We did ask isiZulu speakers which of the possible options they preferred (in a survey, with Limesurvey localized to isiZulu), but there wasn’t an overwhelming consistent agreement among them except for one of the options for existential quantification (the –dwa option), although there was more agreement among the linguists than among the non-linguists, possibly due to dialect influences (results can be found in [4]).

If you don’t feel like reading the two papers, but still would like to have some general overview and examples, you also can check out the slides of the CS colloquium I gave last week. I managed to ‘lure in’ also ICT4D people—and then smack them with a bit of logic and algorithms—but the other option, being talking about the other paper accepted at RuleML, probably would have had to be a ‘cookie colloquium’ to get anyone to attend (more about that paper in another post—it is fascinating, but possibly of less interest to a broader audience). If you want to skip the tedious bits and just get a feel of how one of the algorithms works out: check out the example starting on slide 63, which shows the steps to go from {\sf \forall x (uSolwazi(x) \rightarrow \exists y (ufundisa(x, y) \land Isifundo(y)))} in FOL, or {\sf uSolwazi \sqsubseteq \exists ufundisa.Isifundo} in DL (“Each professor teaches at least one course”, if the vocabulary were in English), to “Bonke oSolwazi bafundisa isifundo esisodwa”.

Clearly, a lot remains to be done.


[1] Alberts, R., Fogwill, T., Keet, C.M. Several Required OWL Features for Indigenous Knowledge Management Systems. 7th Workshop on OWL: Experiences and Directions (OWLED’12). 27-28 May, Heraklion, Crete, Greece. CEUR-WS Vol-849. 12p

[2] Muendane, N.M. I am an African. 2006, Soultalk CC.

[3] Jarrar, M., Keet, C.M., Dongilli, P. Multilingual verbalization of ORM conceptual models and axiomatized ontologies. STARLab Technical Report, Vrije Universiteit Brussels, Belgium. February 2006.

[4] Keet, C.M., Khumalo, L. Toward verbalizing logical theories in isiZulu. 4th Workshop on Controlled Natural Language (CNL’14), 20-22 August 2014, Galway, Ireland. Springer LNAI. (in press)

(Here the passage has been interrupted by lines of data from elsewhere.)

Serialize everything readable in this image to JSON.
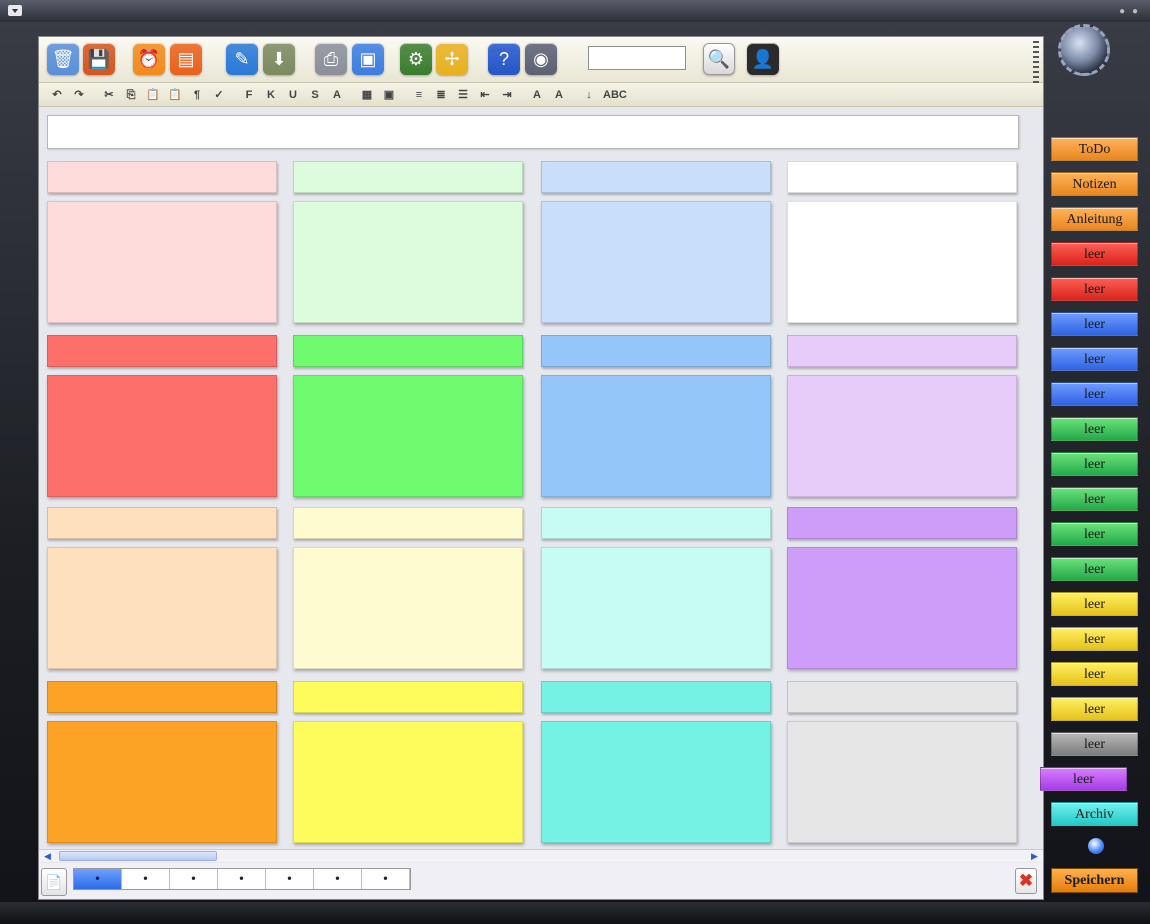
{
  "toolbar": {
    "icons": [
      {
        "name": "trash-icon",
        "glyph": "🗑",
        "color": "#5a8fd8"
      },
      {
        "name": "save-icon",
        "glyph": "💾",
        "color": "#d6551e"
      },
      {
        "name": "alarm-icon",
        "glyph": "⏰",
        "color": "#f28a1b"
      },
      {
        "name": "calendar-icon",
        "glyph": "▤",
        "color": "#e9621b"
      },
      {
        "name": "brush-icon",
        "glyph": "✎",
        "color": "#2a78d6"
      },
      {
        "name": "download-icon",
        "glyph": "⬇",
        "color": "#7b8a60"
      },
      {
        "name": "print-icon",
        "glyph": "⎙",
        "color": "#8a8f99"
      },
      {
        "name": "window-icon",
        "glyph": "▣",
        "color": "#3c7de0"
      },
      {
        "name": "settings-icon",
        "glyph": "⚙",
        "color": "#3b7d2e"
      },
      {
        "name": "fullscreen-icon",
        "glyph": "✢",
        "color": "#e7b01f"
      },
      {
        "name": "help-icon",
        "glyph": "?",
        "color": "#2456c9"
      },
      {
        "name": "globe-icon",
        "glyph": "◉",
        "color": "#5b6073"
      }
    ],
    "search_value": "",
    "search_button_glyph": "🔍",
    "user_glyph": "👤",
    "format_icons": [
      "↶",
      "↷",
      "✂",
      "⎘",
      "📋",
      "📋",
      "¶",
      "✓",
      "F",
      "K",
      "U",
      "S",
      "A",
      "▦",
      "▣",
      "≡",
      "≣",
      "☰",
      "⇤",
      "⇥",
      "A",
      "A",
      "↓",
      "ABC"
    ]
  },
  "notes": {
    "colors": [
      [
        "#ffdcdc",
        "#ddfcdd",
        "#c8defa",
        "#ffffff"
      ],
      [
        "#fd6f6a",
        "#6ffb6f",
        "#94c6fa",
        "#e7cbf9"
      ],
      [
        "#fee0bd",
        "#fffbd1",
        "#c7fcf4",
        "#ce9df9"
      ],
      [
        "#fca224",
        "#fefb5c",
        "#75f2e3",
        "#e6e6e6"
      ]
    ]
  },
  "footer": {
    "newpage_glyph": "📄",
    "pages": [
      "•",
      "•",
      "•",
      "•",
      "•",
      "•",
      "•"
    ],
    "delete_glyph": "✖"
  },
  "sidebar": {
    "buttons": [
      {
        "label": "ToDo",
        "style": "orange"
      },
      {
        "label": "Notizen",
        "style": "orange"
      },
      {
        "label": "Anleitung",
        "style": "orange"
      },
      {
        "label": "leer",
        "style": "red"
      },
      {
        "label": "leer",
        "style": "red"
      },
      {
        "label": "leer",
        "style": "blue"
      },
      {
        "label": "leer",
        "style": "blue"
      },
      {
        "label": "leer",
        "style": "blue"
      },
      {
        "label": "leer",
        "style": "green"
      },
      {
        "label": "leer",
        "style": "green"
      },
      {
        "label": "leer",
        "style": "green"
      },
      {
        "label": "leer",
        "style": "green"
      },
      {
        "label": "leer",
        "style": "green"
      },
      {
        "label": "leer",
        "style": "yellow"
      },
      {
        "label": "leer",
        "style": "yellow"
      },
      {
        "label": "leer",
        "style": "yellow"
      },
      {
        "label": "leer",
        "style": "yellow"
      },
      {
        "label": "leer",
        "style": "gray"
      },
      {
        "label": "leer",
        "style": "purple"
      },
      {
        "label": "Archiv",
        "style": "cyan"
      }
    ],
    "save_label": "Speichern"
  }
}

[5] Keet, C.M., Khumalo, L. Basics for a grammar engine to verbalize logical theories in isiZulu. 8th International Web Rule Symposium (RuleML’14), August 18-20, 2014, Prague, Czech Republic. Springer LNCS (in press).